* Dataset extract
****************************************

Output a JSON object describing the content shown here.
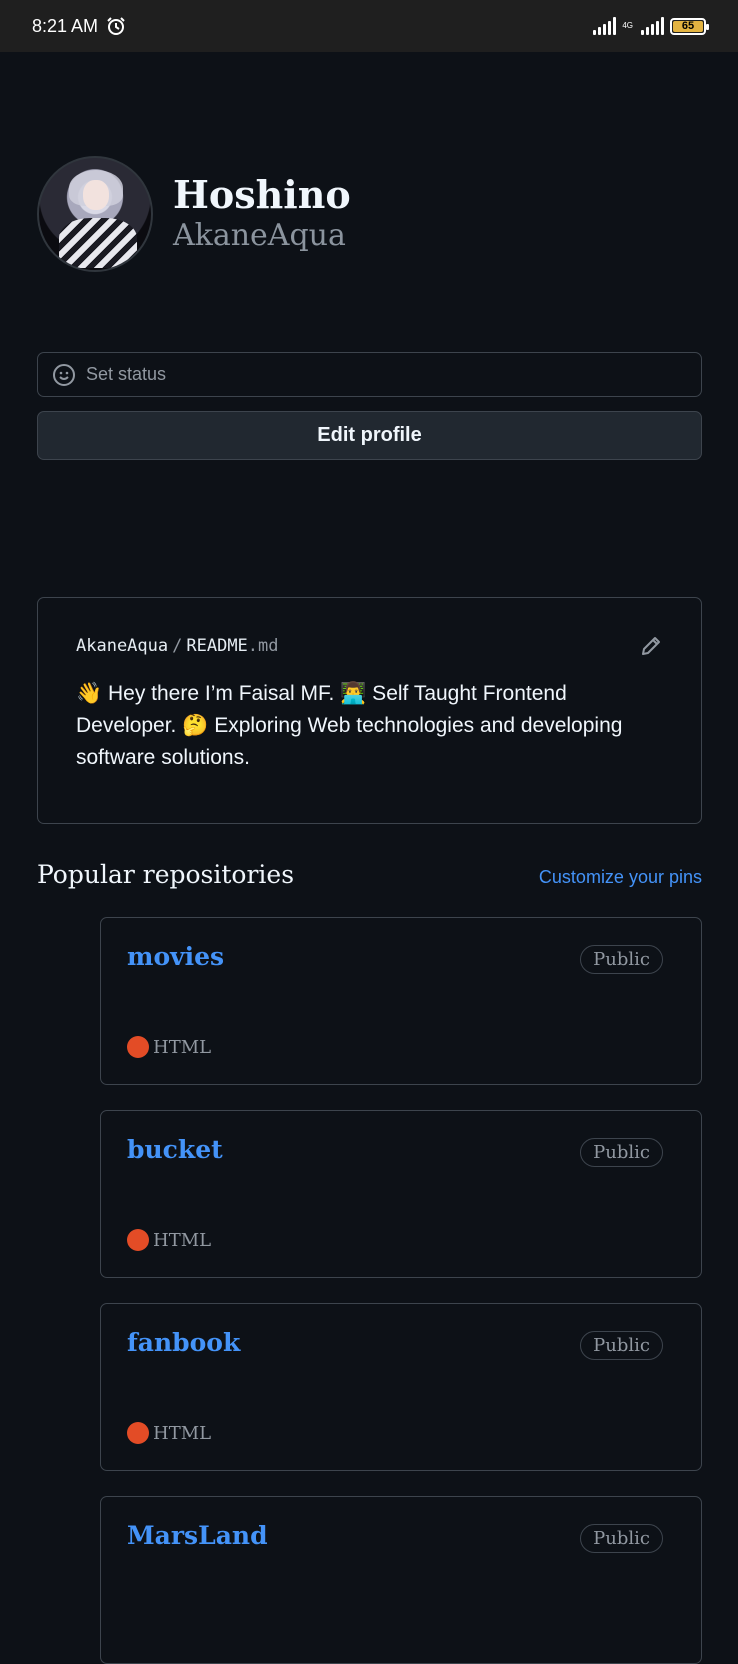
{
  "status_bar": {
    "time": "8:21 AM",
    "network_type": "4G",
    "battery": "65"
  },
  "profile": {
    "display_name": "Hoshino",
    "username": "AkaneAqua"
  },
  "actions": {
    "set_status": "Set status",
    "edit_profile": "Edit profile"
  },
  "readme": {
    "owner": "AkaneAqua",
    "separator": "/",
    "file_base": "README",
    "file_ext": ".md",
    "body": "👋 Hey there I’m Faisal MF. 👨‍💻 Self Taught Frontend Developer. 🤔 Exploring Web technologies and developing software solutions."
  },
  "popular": {
    "title": "Popular repositories",
    "customize_link": "Customize your pins",
    "repos": [
      {
        "name": "movies",
        "visibility": "Public",
        "language": "HTML",
        "language_color": "#e34c26"
      },
      {
        "name": "bucket",
        "visibility": "Public",
        "language": "HTML",
        "language_color": "#e34c26"
      },
      {
        "name": "fanbook",
        "visibility": "Public",
        "language": "HTML",
        "language_color": "#e34c26"
      },
      {
        "name": "MarsLand",
        "visibility": "Public",
        "language": "",
        "language_color": "#e34c26"
      }
    ]
  },
  "colors": {
    "background": "#0d1117",
    "link": "#4493f8",
    "border": "#3d444d",
    "muted": "#9198a1"
  }
}
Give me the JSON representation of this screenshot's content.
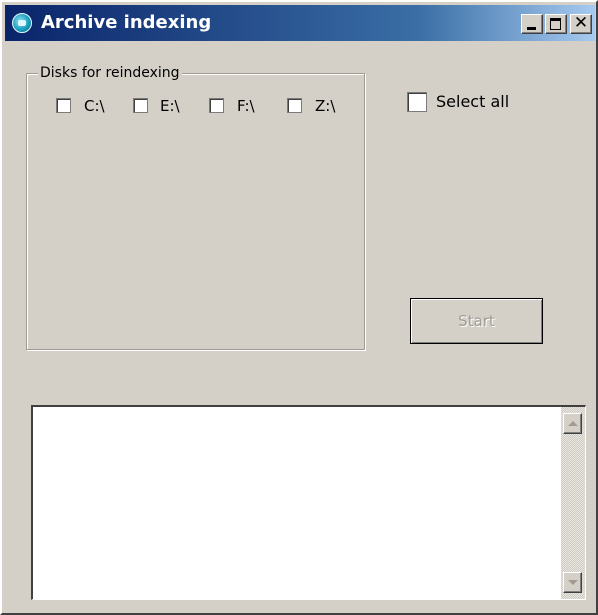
{
  "window": {
    "title": "Archive indexing",
    "close_glyph": "✕"
  },
  "disks_group": {
    "label": "Disks for reindexing",
    "disks": [
      {
        "label": "C:\\",
        "checked": false
      },
      {
        "label": "E:\\",
        "checked": false
      },
      {
        "label": "F:\\",
        "checked": false
      },
      {
        "label": "Z:\\",
        "checked": false
      }
    ]
  },
  "select_all": {
    "label": "Select all",
    "checked": false
  },
  "start_button": {
    "label": "Start",
    "enabled": false
  },
  "log_area": {
    "value": ""
  }
}
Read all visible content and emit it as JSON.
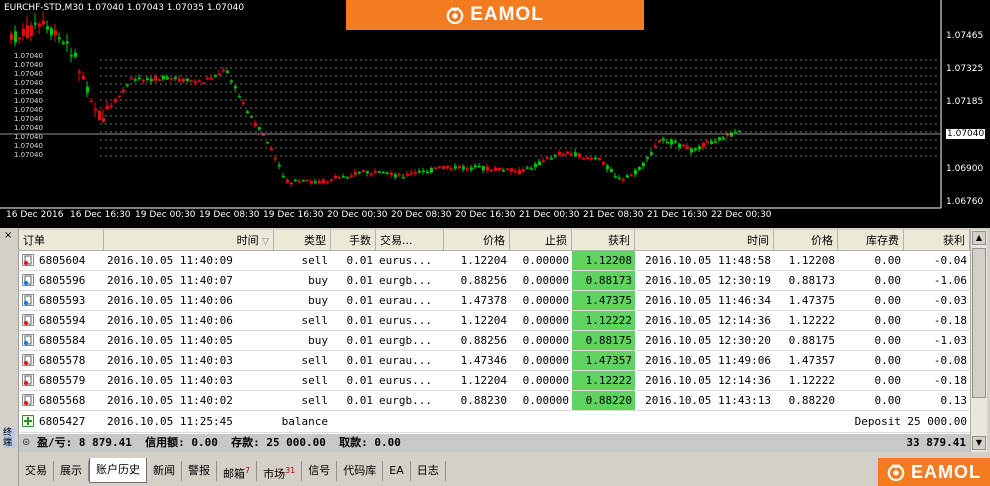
{
  "chart": {
    "title": "EURCHF-STD,M30  1.07040 1.07043 1.07035 1.07040",
    "y_labels": [
      "1.07465",
      "1.07325",
      "1.07185",
      "1.07040",
      "1.06900",
      "1.06760"
    ],
    "x_labels": [
      "16 Dec 2016",
      "16 Dec 16:30",
      "19 Dec 00:30",
      "19 Dec 08:30",
      "19 Dec 16:30",
      "20 Dec 00:30",
      "20 Dec 08:30",
      "20 Dec 16:30",
      "21 Dec 00:30",
      "21 Dec 08:30",
      "21 Dec 16:30",
      "22 Dec 00:30"
    ],
    "current_price": "1.07040",
    "colors": {
      "background": "#000000",
      "bull": "#00c800",
      "bear": "#e01010",
      "grid": "#ffffff"
    },
    "level_label_text": "1.07040"
  },
  "brand": {
    "text": "EAMOL",
    "color": "#f47c20"
  },
  "terminal": {
    "close_glyph": "×",
    "vertical_title": "终端",
    "headers": {
      "order": "订单",
      "time": "时间",
      "type": "类型",
      "lots": "手数",
      "symbol": "交易...",
      "price": "价格",
      "sl": "止损",
      "tp": "获利",
      "time2": "时间",
      "price2": "价格",
      "swap": "库存费",
      "profit": "获利"
    },
    "rows": [
      {
        "order": "6805604",
        "open_time": "2016.10.05 11:40:09",
        "type": "sell",
        "lots": "0.01",
        "symbol": "eurus...",
        "price": "1.12204",
        "sl": "0.00000",
        "tp": "1.12208",
        "close_time": "2016.10.05 11:48:58",
        "close_price": "1.12208",
        "swap": "0.00",
        "profit": "-0.04"
      },
      {
        "order": "6805596",
        "open_time": "2016.10.05 11:40:07",
        "type": "buy",
        "lots": "0.01",
        "symbol": "eurgb...",
        "price": "0.88256",
        "sl": "0.00000",
        "tp": "0.88173",
        "close_time": "2016.10.05 12:30:19",
        "close_price": "0.88173",
        "swap": "0.00",
        "profit": "-1.06"
      },
      {
        "order": "6805593",
        "open_time": "2016.10.05 11:40:06",
        "type": "buy",
        "lots": "0.01",
        "symbol": "eurau...",
        "price": "1.47378",
        "sl": "0.00000",
        "tp": "1.47375",
        "close_time": "2016.10.05 11:46:34",
        "close_price": "1.47375",
        "swap": "0.00",
        "profit": "-0.03"
      },
      {
        "order": "6805594",
        "open_time": "2016.10.05 11:40:06",
        "type": "sell",
        "lots": "0.01",
        "symbol": "eurus...",
        "price": "1.12204",
        "sl": "0.00000",
        "tp": "1.12222",
        "close_time": "2016.10.05 12:14:36",
        "close_price": "1.12222",
        "swap": "0.00",
        "profit": "-0.18"
      },
      {
        "order": "6805584",
        "open_time": "2016.10.05 11:40:05",
        "type": "buy",
        "lots": "0.01",
        "symbol": "eurgb...",
        "price": "0.88256",
        "sl": "0.00000",
        "tp": "0.88175",
        "close_time": "2016.10.05 12:30:20",
        "close_price": "0.88175",
        "swap": "0.00",
        "profit": "-1.03"
      },
      {
        "order": "6805578",
        "open_time": "2016.10.05 11:40:03",
        "type": "sell",
        "lots": "0.01",
        "symbol": "eurau...",
        "price": "1.47346",
        "sl": "0.00000",
        "tp": "1.47357",
        "close_time": "2016.10.05 11:49:06",
        "close_price": "1.47357",
        "swap": "0.00",
        "profit": "-0.08"
      },
      {
        "order": "6805579",
        "open_time": "2016.10.05 11:40:03",
        "type": "sell",
        "lots": "0.01",
        "symbol": "eurus...",
        "price": "1.12204",
        "sl": "0.00000",
        "tp": "1.12222",
        "close_time": "2016.10.05 12:14:36",
        "close_price": "1.12222",
        "swap": "0.00",
        "profit": "-0.18"
      },
      {
        "order": "6805568",
        "open_time": "2016.10.05 11:40:02",
        "type": "sell",
        "lots": "0.01",
        "symbol": "eurgb...",
        "price": "0.88230",
        "sl": "0.00000",
        "tp": "0.88220",
        "close_time": "2016.10.05 11:43:13",
        "close_price": "0.88220",
        "swap": "0.00",
        "profit": "0.13"
      }
    ],
    "balance_row": {
      "order": "6805427",
      "open_time": "2016.10.05 11:25:45",
      "type": "balance",
      "comment": "Deposit",
      "profit": "25 000.00"
    },
    "summary": {
      "text": "盈/亏: 8 879.41  信用额: 0.00  存款: 25 000.00  取款: 0.00",
      "total": "33 879.41"
    },
    "tabs": [
      {
        "label": "交易",
        "badge": ""
      },
      {
        "label": "展示",
        "badge": ""
      },
      {
        "label": "账户历史",
        "badge": "",
        "active": true
      },
      {
        "label": "新闻",
        "badge": ""
      },
      {
        "label": "警报",
        "badge": ""
      },
      {
        "label": "邮箱",
        "badge": "7"
      },
      {
        "label": "市场",
        "badge": "31"
      },
      {
        "label": "信号",
        "badge": ""
      },
      {
        "label": "代码库",
        "badge": ""
      },
      {
        "label": "EA",
        "badge": ""
      },
      {
        "label": "日志",
        "badge": ""
      }
    ]
  }
}
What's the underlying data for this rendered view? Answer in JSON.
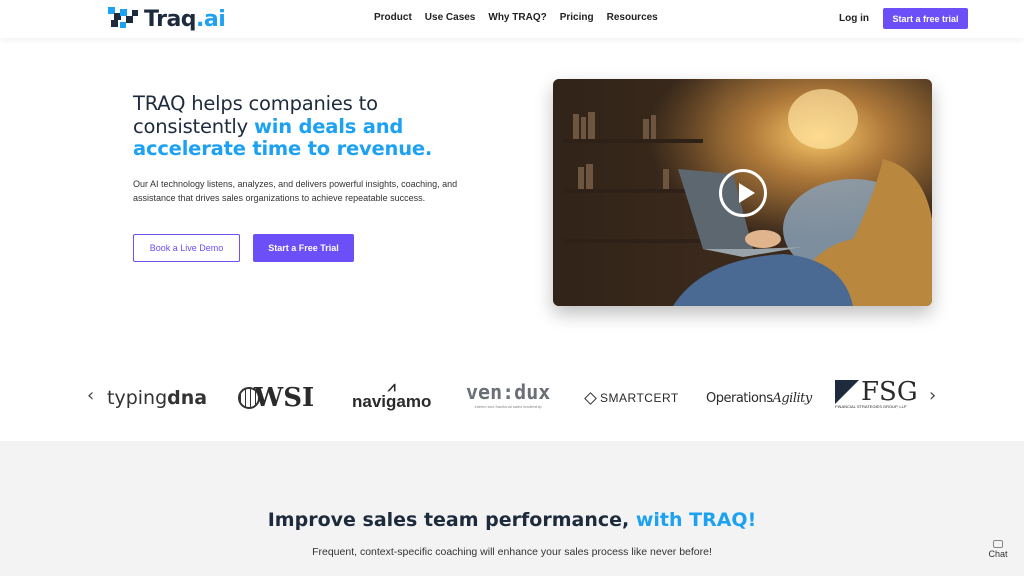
{
  "brand": {
    "logo_text_a": "Traq",
    "logo_text_b": ".ai",
    "accent_color": "#1da1f2",
    "primary_color": "#6c4ff6"
  },
  "nav": {
    "items": [
      "Product",
      "Use Cases",
      "Why TRAQ?",
      "Pricing",
      "Resources"
    ],
    "login": "Log in",
    "cta": "Start a free trial"
  },
  "hero": {
    "title_plain": "TRAQ helps companies to consistently ",
    "title_accent_1": "win deals and",
    "title_accent_2": "accelerate time to revenue.",
    "description": "Our AI technology listens, analyzes, and delivers powerful insights, coaching, and assistance that drives sales organizations to achieve repeatable success.",
    "button_demo": "Book a Live Demo",
    "button_trial": "Start a Free Trial",
    "video_icon": "play-icon"
  },
  "logos": {
    "typingdna_a": "typing",
    "typingdna_b": "dna",
    "wsi": "WSI",
    "navigamo": "navigamo",
    "vendux": "ven:dux",
    "vendux_tagline": "interim and fractional sales leadership",
    "smartcert": "SMARTCERT",
    "ops_a": "Operations",
    "ops_b": "Agility",
    "fsg": "FSG",
    "fsg_tagline": "FINANCIAL STRATEGIES GROUP, LLP",
    "prev_icon": "chevron-left-icon",
    "next_icon": "chevron-right-icon"
  },
  "section2": {
    "title_plain": "Improve sales team performance, ",
    "title_accent": "with TRAQ!",
    "subtitle": "Frequent, context-specific coaching will enhance your sales process like never before!"
  },
  "chat": {
    "label": "Chat",
    "icon": "chat-icon"
  }
}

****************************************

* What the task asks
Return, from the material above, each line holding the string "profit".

* Task response
      "profit": "获利"
        "profit": "-0.04"
        "profit": "-1.06"
        "profit": "-0.03"
        "profit": "-0.18"
        "profit": "-1.03"
        "profit": "-0.08"
        "profit": "-0.18"
        "profit": "0.13"
      "profit": "25 000.00"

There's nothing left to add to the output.